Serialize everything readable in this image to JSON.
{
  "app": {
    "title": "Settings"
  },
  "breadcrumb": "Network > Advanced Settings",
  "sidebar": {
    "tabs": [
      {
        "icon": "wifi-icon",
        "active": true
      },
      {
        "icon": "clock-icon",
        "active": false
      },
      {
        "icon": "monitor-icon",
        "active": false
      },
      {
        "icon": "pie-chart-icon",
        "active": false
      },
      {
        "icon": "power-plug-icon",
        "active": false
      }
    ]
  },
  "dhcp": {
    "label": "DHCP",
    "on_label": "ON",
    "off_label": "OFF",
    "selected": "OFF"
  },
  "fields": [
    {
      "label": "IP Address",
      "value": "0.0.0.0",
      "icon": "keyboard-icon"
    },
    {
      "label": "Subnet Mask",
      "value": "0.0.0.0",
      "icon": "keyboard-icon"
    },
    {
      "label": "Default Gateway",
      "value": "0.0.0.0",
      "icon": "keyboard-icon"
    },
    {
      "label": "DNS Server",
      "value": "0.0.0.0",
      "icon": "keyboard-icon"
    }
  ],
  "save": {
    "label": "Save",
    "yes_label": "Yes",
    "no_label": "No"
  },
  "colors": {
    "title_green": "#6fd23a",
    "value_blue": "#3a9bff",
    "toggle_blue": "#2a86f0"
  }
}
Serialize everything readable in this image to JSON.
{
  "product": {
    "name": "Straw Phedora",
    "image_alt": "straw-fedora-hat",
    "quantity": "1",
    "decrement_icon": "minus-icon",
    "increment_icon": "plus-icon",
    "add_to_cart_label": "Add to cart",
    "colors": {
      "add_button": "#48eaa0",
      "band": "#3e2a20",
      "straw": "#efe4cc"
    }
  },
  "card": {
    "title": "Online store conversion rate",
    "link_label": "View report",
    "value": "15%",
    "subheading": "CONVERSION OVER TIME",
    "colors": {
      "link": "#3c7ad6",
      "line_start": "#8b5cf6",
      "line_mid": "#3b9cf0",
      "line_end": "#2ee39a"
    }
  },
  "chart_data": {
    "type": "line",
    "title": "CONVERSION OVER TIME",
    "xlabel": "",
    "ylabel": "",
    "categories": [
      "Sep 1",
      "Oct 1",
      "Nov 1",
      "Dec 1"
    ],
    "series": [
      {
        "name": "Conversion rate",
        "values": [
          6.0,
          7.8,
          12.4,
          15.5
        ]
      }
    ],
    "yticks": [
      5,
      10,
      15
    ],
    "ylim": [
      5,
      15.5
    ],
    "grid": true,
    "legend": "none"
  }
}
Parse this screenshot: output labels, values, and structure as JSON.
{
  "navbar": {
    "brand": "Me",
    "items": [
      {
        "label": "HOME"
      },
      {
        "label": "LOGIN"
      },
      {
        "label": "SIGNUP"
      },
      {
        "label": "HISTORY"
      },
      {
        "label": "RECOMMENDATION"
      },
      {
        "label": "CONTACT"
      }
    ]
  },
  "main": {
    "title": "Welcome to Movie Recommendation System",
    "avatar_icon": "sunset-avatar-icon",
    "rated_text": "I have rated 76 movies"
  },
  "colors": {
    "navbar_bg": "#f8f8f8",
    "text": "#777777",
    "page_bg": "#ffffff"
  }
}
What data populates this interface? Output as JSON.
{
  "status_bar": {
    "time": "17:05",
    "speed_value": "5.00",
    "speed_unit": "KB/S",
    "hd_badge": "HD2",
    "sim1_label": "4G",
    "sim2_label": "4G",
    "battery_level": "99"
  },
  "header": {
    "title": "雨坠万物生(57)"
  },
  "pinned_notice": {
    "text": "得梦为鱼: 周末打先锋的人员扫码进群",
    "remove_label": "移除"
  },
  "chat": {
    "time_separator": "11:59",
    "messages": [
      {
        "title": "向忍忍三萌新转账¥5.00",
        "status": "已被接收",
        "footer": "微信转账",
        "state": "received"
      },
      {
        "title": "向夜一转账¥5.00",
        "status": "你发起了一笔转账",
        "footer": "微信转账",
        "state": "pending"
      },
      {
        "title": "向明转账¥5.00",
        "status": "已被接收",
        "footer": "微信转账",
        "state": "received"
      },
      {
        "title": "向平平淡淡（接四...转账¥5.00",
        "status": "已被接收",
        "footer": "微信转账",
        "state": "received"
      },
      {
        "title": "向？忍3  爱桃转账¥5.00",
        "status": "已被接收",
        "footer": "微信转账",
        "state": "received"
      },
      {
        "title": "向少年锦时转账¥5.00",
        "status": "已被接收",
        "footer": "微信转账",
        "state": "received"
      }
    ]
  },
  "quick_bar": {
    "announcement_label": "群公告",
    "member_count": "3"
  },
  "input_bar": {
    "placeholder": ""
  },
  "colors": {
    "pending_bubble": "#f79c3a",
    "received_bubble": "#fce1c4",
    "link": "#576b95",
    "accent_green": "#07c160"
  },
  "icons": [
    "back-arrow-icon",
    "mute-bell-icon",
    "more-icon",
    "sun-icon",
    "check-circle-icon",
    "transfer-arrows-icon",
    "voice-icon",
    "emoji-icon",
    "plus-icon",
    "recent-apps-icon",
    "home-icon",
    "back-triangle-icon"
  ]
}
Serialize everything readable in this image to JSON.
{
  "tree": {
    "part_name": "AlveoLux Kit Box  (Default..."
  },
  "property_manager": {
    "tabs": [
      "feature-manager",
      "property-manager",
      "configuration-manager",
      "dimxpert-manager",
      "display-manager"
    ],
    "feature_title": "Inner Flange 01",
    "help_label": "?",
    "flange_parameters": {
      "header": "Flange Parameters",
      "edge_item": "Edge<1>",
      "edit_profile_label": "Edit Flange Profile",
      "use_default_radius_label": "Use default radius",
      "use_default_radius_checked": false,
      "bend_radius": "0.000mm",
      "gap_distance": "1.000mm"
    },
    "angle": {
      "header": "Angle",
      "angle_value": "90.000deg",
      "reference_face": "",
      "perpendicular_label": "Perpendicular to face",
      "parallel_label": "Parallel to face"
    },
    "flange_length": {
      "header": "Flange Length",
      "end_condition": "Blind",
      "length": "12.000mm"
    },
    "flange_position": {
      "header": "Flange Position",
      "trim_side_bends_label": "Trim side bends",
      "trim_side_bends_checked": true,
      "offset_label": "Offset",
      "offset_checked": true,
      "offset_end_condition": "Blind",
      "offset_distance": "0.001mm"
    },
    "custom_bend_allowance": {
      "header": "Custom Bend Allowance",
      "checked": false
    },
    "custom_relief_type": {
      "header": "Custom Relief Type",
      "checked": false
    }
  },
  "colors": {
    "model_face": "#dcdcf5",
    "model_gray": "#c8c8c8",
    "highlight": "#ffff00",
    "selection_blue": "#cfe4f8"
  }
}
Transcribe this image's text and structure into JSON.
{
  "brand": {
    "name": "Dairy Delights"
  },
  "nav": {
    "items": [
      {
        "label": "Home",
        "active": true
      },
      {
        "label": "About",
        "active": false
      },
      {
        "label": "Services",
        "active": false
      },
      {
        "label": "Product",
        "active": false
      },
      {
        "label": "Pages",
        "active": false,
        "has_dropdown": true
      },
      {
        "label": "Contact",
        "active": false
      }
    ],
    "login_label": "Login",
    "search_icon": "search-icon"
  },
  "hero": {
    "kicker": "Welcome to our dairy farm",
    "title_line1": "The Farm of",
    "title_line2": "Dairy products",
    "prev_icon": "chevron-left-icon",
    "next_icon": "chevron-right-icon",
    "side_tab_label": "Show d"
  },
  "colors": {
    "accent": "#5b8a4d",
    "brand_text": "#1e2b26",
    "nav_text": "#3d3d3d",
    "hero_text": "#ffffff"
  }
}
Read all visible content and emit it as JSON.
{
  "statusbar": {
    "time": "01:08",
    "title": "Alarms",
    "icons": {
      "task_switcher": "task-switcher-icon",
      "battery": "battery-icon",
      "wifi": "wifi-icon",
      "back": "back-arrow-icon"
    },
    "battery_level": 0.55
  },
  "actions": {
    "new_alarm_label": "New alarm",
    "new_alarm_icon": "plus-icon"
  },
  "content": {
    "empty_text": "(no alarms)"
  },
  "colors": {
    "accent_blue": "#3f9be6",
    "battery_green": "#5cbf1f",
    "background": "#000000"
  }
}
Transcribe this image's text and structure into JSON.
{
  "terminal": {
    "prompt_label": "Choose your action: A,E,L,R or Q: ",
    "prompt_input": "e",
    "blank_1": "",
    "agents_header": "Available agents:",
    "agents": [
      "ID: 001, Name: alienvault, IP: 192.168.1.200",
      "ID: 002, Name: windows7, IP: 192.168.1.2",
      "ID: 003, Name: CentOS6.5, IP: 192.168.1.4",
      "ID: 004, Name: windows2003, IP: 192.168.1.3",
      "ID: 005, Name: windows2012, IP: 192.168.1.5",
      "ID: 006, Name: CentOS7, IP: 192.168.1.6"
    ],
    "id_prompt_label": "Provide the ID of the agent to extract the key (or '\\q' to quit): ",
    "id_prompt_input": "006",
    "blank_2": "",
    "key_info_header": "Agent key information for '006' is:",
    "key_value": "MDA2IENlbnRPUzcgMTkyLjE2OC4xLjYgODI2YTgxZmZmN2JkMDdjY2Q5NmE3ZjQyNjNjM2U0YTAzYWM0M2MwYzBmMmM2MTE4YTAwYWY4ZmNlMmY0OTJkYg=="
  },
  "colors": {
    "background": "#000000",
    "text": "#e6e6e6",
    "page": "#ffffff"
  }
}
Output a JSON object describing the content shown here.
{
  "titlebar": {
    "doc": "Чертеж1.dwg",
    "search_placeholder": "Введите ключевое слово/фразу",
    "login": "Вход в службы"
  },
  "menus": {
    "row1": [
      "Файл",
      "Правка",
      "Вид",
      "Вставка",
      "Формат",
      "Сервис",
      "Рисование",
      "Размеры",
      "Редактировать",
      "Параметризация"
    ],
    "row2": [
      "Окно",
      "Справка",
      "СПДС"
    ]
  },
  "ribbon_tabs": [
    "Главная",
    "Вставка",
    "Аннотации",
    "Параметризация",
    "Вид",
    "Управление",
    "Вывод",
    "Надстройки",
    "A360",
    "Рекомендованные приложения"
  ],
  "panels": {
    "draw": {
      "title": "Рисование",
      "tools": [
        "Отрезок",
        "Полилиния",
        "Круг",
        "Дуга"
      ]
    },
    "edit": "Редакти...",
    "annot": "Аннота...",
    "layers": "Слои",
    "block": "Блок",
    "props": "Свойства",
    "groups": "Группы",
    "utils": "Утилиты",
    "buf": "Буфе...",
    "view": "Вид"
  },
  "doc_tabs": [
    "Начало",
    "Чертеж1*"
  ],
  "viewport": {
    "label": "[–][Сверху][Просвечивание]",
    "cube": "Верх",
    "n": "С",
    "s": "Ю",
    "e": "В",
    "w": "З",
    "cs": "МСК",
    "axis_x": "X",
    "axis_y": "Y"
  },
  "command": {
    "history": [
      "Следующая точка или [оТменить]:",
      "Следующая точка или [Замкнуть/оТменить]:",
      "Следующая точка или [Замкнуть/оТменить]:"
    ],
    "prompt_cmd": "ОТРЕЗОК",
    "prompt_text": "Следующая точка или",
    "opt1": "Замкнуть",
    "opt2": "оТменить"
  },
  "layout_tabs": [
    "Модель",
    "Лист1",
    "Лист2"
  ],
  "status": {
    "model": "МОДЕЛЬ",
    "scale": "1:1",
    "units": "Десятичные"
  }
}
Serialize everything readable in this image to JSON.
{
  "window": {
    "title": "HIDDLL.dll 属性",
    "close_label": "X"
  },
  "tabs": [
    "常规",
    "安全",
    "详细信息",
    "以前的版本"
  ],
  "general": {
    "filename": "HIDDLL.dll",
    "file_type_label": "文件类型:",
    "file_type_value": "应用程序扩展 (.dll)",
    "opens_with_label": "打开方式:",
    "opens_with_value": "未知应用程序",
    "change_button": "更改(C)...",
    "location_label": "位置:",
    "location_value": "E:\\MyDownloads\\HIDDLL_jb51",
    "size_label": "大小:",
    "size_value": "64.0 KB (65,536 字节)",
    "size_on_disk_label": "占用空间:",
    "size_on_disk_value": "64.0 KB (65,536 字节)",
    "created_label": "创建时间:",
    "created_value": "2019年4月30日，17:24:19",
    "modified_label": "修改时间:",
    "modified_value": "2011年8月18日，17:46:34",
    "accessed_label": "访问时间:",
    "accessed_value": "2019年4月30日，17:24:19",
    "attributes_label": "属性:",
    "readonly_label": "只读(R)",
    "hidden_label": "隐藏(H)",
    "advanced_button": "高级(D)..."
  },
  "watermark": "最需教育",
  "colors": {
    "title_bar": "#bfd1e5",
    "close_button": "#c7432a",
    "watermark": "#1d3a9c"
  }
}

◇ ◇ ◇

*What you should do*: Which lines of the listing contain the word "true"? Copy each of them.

*Exercise response*:
        "active": true
    "grid": true,
      "trim_side_bends_checked": true,
      "offset_checked": true,
        "active": true
        "has_dropdown": true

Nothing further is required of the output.